Residents of the city of Miami have since Wednesday ordered to stay at home to prevent coronavirus infections, although they can go out to buy food and basic necessities, exercise and go to work with certain limitations.
The municipal administrator, Arthur Noriega, issued a municipal order at the stroke of midnight on Tuesday giving instructions in that regard, something that the mayor, Francis Suárez, who has been sick with coronavirus and isolated at his home for weeks, had already advanced.
“I hope people will abide by the message of staying home,” Suarez said in a video broadcast last night from his confinement.
The order issued by Noriega contrasts with the policy of Miami Dade County Mayor Carlos Giménez, who has taken measures to prevent the concentration of people, but has not ordered the population to stay home.
It is similar to the decision made by the mayor of neighboring Miami Beach, Dan Galber.
Miami, with some 460,000 inhabitants, is the largest city in Miami-Dade County, to which Miami Beach also belongs, among other cities.
Giménez banned in the last hours the concentrations of more than ten people and days ago ordered the closure of non-essential shops, parks, marinas and boat ramps.
Restaurants and bars cannot serve the public on the premises, but they can send food or drinks to your home and deliver them to people who come to pick them up at the establishment.
Mobility is not restricted in the county, but it is in Miami, something difficult to control since the cities of Miami-Dade form a continuum.

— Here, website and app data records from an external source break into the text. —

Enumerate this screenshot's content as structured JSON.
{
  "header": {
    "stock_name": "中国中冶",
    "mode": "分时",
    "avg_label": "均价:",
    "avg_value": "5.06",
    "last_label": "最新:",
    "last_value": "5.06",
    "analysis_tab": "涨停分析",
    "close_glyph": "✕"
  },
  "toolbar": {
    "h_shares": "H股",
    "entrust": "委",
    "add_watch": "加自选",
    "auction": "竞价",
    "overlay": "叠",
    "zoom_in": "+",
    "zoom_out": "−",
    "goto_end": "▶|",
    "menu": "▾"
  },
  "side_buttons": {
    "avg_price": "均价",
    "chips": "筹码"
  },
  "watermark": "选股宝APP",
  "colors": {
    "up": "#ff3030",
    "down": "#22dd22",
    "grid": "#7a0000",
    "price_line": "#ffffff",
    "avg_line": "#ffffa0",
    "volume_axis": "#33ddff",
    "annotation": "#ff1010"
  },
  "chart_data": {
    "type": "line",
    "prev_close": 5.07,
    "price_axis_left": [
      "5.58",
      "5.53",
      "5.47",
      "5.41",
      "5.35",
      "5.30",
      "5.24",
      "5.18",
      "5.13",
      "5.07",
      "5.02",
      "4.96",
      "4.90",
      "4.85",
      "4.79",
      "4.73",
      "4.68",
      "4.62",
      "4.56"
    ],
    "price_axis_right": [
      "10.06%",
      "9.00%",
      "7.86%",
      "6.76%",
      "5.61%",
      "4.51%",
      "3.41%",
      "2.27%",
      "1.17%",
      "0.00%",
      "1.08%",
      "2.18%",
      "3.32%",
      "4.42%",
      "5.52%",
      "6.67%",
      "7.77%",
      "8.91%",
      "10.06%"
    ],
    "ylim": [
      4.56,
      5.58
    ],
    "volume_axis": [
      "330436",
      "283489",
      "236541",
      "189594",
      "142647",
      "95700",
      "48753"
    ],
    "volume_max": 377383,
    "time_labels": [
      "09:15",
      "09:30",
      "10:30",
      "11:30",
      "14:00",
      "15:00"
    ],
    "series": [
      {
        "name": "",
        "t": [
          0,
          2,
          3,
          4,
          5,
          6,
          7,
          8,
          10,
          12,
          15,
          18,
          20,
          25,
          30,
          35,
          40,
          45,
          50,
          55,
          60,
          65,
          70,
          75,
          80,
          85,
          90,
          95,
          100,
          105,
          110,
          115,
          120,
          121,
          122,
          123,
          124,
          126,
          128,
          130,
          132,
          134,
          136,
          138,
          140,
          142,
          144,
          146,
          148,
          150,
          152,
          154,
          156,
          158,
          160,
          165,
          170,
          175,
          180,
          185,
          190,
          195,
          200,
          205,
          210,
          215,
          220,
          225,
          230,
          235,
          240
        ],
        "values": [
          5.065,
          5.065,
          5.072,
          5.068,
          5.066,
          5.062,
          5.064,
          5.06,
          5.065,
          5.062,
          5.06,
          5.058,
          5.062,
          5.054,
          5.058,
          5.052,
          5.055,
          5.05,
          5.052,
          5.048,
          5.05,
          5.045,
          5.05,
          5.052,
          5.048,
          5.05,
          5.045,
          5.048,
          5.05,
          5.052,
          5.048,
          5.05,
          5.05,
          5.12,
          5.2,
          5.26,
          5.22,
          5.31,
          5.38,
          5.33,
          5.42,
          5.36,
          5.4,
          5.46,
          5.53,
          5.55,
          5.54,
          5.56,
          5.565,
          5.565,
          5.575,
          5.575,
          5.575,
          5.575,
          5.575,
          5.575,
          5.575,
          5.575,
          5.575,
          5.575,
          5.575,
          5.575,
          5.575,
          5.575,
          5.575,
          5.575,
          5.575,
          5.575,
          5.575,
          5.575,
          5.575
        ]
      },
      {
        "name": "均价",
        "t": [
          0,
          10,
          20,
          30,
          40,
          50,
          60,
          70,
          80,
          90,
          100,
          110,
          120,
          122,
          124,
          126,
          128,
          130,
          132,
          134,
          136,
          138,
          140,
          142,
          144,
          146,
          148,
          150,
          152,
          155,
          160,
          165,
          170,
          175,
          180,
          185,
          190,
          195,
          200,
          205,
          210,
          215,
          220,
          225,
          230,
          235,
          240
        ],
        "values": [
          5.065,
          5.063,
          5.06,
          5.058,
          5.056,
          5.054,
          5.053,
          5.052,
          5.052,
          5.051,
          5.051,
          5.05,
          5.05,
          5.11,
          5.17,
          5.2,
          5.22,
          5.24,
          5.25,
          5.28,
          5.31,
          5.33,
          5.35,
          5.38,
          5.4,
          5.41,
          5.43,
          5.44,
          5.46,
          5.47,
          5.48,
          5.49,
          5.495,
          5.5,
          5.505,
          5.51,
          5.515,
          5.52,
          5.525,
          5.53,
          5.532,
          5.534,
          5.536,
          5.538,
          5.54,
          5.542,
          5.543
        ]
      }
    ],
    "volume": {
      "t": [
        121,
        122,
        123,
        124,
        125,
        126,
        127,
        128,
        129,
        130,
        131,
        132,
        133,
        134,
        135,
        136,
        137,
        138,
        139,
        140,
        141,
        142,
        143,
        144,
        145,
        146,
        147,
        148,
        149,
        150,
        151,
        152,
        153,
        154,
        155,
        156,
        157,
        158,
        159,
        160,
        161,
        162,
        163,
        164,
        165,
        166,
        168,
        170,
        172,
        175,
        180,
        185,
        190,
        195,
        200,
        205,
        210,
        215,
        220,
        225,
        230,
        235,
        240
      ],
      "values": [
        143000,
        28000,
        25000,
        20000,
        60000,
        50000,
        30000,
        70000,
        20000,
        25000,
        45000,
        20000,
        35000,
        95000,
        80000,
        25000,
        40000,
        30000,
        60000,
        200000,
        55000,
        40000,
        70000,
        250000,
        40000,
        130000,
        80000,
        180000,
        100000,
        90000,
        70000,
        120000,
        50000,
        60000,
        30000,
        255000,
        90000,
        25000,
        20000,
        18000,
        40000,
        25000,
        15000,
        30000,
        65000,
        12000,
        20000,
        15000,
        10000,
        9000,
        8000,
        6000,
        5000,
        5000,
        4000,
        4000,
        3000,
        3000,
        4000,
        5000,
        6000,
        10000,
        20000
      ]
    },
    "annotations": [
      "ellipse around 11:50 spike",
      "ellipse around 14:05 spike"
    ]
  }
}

According to the latest data from the Florida Department of Health, published this Tuesday afternoon, of the 1,467 confirmed cases of coronavirus in the state, 367 correspond to Miami-Dade, the most affected county, followed by its neighbor Broward, with 312.